THE PROBLEM.
Search term "Internet": please copy every line of the records below that contains it.

Element data from apps and pages
----

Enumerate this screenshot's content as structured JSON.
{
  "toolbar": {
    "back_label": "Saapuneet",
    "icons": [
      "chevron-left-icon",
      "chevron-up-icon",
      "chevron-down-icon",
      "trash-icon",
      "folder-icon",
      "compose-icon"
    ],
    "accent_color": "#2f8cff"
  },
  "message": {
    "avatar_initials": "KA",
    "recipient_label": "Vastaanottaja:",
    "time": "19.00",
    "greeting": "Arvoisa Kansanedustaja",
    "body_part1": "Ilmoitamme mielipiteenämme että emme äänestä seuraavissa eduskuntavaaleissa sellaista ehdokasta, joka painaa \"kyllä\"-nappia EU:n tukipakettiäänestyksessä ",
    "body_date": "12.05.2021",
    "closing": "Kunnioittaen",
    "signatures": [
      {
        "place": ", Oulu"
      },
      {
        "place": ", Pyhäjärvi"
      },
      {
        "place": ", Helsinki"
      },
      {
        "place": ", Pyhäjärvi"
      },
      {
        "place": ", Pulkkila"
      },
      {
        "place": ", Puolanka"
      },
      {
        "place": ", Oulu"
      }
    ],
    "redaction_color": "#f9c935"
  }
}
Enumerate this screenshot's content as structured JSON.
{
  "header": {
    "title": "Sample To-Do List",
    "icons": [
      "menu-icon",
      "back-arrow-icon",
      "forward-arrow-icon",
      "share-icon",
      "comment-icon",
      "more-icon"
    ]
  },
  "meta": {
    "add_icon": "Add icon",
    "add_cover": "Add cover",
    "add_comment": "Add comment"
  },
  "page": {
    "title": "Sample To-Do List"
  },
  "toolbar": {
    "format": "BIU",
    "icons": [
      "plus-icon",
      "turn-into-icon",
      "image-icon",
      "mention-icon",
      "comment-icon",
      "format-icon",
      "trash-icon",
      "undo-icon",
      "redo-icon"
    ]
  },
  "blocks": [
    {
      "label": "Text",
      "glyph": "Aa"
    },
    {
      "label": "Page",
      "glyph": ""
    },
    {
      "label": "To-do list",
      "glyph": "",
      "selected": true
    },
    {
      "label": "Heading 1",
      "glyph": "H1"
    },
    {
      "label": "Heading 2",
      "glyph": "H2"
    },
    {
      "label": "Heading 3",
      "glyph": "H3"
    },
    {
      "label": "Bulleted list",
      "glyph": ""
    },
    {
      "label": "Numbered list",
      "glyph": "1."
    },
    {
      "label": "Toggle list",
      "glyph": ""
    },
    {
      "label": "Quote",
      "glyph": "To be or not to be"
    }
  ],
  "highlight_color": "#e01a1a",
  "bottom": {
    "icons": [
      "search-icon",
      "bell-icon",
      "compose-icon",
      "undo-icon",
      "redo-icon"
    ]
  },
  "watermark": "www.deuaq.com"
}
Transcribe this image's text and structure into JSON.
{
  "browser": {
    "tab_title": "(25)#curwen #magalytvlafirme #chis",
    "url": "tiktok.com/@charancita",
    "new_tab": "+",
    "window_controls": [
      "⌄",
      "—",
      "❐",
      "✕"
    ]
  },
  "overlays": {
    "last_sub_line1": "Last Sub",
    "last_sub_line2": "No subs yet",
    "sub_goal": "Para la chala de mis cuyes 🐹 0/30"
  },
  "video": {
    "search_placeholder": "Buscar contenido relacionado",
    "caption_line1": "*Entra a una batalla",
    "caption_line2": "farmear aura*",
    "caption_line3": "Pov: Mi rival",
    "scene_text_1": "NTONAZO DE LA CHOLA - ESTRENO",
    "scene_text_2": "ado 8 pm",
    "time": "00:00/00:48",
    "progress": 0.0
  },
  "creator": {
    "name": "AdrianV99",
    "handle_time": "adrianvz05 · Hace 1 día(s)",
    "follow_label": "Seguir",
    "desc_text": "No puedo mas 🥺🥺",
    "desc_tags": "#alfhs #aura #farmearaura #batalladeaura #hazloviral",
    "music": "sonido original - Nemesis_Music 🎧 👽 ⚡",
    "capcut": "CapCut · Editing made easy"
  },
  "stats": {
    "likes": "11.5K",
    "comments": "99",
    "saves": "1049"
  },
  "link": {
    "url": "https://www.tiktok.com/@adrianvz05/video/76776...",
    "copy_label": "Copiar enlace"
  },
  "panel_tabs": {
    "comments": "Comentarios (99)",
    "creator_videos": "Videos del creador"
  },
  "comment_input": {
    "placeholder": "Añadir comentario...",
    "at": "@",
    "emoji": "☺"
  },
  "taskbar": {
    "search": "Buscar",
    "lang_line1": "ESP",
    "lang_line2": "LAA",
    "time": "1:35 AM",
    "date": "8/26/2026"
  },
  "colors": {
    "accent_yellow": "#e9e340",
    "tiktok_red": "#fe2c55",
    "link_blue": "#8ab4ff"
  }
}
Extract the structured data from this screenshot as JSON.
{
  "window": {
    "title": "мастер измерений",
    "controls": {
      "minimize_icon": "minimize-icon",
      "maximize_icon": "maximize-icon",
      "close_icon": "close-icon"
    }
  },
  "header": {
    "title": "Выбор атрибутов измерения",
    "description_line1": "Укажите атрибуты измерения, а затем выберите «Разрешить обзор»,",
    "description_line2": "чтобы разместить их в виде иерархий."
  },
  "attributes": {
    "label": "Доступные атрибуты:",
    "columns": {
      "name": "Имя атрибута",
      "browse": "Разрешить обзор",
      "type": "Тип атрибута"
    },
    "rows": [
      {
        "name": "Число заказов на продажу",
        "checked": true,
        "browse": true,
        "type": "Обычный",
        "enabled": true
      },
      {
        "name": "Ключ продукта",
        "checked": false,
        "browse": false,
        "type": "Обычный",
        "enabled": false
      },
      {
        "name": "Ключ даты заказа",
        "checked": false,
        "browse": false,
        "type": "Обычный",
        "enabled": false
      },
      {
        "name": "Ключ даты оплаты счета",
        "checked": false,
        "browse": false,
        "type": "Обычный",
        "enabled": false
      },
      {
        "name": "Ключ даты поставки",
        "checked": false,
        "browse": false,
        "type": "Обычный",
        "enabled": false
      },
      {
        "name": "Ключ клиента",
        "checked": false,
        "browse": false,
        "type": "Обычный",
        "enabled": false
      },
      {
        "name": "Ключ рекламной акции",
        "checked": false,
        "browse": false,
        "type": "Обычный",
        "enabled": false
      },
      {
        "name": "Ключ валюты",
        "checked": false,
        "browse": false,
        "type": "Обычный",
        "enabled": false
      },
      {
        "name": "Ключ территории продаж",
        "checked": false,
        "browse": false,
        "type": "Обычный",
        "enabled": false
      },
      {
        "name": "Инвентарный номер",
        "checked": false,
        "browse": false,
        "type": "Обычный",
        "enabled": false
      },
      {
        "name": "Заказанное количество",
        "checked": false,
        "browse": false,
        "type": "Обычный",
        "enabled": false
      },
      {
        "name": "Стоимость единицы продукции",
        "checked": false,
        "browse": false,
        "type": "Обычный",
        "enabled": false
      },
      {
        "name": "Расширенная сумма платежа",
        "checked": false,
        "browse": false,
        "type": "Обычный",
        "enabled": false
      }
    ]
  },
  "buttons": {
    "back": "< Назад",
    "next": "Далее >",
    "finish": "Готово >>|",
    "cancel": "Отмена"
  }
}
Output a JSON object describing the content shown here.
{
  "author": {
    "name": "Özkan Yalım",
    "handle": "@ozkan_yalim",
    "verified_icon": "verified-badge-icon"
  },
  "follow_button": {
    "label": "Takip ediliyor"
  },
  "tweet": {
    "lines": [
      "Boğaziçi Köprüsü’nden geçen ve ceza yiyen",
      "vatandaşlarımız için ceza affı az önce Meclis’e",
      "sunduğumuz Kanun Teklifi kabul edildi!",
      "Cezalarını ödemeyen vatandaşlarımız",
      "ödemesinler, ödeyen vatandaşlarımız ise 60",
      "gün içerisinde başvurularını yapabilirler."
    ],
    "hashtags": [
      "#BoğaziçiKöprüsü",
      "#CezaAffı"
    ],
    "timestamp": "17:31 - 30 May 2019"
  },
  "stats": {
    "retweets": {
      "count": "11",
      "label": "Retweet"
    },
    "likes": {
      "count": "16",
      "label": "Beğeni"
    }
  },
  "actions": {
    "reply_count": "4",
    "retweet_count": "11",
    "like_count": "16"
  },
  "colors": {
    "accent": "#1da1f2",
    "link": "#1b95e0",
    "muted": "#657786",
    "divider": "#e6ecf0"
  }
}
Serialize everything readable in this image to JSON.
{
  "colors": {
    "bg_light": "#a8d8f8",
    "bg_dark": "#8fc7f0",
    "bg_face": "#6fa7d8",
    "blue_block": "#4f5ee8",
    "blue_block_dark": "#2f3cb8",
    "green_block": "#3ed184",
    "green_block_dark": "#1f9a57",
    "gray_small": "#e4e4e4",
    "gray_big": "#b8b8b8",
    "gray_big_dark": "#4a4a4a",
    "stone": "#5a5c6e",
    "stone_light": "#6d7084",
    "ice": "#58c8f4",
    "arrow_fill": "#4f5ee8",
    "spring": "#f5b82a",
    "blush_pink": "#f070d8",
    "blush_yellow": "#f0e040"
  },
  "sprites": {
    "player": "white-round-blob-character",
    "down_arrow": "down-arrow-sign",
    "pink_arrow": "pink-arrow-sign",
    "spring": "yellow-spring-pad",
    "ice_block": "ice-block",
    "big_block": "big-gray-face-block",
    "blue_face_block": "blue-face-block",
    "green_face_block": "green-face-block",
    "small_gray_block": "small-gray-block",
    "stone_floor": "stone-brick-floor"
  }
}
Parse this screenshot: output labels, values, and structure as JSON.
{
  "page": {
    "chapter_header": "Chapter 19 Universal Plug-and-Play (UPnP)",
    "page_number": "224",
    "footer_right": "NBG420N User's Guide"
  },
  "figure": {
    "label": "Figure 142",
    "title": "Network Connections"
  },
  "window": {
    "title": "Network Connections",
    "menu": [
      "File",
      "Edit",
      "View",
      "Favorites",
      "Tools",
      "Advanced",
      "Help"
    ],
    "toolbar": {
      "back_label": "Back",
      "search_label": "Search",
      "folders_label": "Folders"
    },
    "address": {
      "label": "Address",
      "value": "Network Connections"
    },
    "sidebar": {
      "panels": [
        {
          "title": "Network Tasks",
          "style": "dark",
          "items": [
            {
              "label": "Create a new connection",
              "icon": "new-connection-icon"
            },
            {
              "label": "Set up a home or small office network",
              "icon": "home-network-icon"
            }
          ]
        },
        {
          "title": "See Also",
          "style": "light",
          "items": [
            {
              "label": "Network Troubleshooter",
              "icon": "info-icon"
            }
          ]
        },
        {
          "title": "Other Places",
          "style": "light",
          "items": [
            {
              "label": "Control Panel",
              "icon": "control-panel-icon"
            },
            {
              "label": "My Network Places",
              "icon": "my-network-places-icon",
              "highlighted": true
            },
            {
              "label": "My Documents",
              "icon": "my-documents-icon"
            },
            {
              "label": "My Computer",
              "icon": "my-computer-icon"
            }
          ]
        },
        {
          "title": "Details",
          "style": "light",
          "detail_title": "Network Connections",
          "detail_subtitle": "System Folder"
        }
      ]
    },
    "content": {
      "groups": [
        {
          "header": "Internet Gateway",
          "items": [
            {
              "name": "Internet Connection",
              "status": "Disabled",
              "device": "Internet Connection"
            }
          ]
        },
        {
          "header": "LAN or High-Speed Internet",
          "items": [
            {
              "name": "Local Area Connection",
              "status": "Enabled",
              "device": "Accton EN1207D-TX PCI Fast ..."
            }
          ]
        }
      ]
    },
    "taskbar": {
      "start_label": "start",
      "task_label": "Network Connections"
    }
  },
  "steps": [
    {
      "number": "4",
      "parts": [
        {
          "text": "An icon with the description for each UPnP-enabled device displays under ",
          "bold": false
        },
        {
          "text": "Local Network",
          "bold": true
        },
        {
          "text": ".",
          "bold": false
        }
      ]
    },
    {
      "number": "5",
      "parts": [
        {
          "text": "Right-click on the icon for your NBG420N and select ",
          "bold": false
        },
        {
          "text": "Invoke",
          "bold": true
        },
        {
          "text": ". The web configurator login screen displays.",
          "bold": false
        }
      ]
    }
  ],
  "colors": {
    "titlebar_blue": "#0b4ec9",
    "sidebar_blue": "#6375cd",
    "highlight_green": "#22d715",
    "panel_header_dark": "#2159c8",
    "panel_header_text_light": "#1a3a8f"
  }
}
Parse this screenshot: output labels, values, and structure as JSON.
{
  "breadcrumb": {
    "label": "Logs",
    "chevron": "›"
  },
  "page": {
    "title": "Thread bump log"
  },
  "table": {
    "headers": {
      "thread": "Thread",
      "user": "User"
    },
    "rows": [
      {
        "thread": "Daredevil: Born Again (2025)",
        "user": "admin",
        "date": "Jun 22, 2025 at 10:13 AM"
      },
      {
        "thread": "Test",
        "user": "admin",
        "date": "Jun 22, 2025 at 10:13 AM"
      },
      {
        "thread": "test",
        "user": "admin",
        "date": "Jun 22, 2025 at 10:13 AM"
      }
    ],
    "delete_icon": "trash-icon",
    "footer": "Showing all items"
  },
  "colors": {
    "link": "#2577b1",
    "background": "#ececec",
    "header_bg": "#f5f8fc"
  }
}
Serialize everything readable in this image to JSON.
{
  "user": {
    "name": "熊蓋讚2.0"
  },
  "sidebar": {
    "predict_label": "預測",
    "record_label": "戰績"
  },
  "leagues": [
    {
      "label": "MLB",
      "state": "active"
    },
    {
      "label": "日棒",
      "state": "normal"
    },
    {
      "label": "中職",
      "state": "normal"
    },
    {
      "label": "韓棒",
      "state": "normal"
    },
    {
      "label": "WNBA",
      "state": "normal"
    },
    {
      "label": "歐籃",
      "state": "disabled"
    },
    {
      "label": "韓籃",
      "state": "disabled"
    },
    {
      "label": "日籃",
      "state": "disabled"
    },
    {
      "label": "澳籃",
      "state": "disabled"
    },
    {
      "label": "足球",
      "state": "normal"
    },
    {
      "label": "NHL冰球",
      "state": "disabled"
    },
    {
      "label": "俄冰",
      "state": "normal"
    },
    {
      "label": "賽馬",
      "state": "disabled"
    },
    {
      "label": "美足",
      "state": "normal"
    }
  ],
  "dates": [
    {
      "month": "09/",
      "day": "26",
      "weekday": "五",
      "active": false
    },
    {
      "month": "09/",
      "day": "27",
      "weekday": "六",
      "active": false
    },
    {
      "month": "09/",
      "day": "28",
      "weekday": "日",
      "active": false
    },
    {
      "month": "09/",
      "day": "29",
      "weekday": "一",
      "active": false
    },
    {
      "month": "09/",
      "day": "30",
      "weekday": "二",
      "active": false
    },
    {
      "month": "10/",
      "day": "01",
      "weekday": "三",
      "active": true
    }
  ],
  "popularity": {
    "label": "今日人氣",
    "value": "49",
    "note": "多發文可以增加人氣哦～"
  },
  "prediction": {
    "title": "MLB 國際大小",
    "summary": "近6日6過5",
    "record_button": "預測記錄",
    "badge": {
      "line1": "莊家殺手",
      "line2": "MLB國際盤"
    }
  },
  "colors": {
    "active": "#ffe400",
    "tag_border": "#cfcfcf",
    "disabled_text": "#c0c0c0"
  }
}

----

RESPONSE TO THIS TASK.
          "header": "Internet Gateway",
              "name": "Internet Connection",
              "device": "Internet Connection"
          "header": "LAN or High-Speed Internet",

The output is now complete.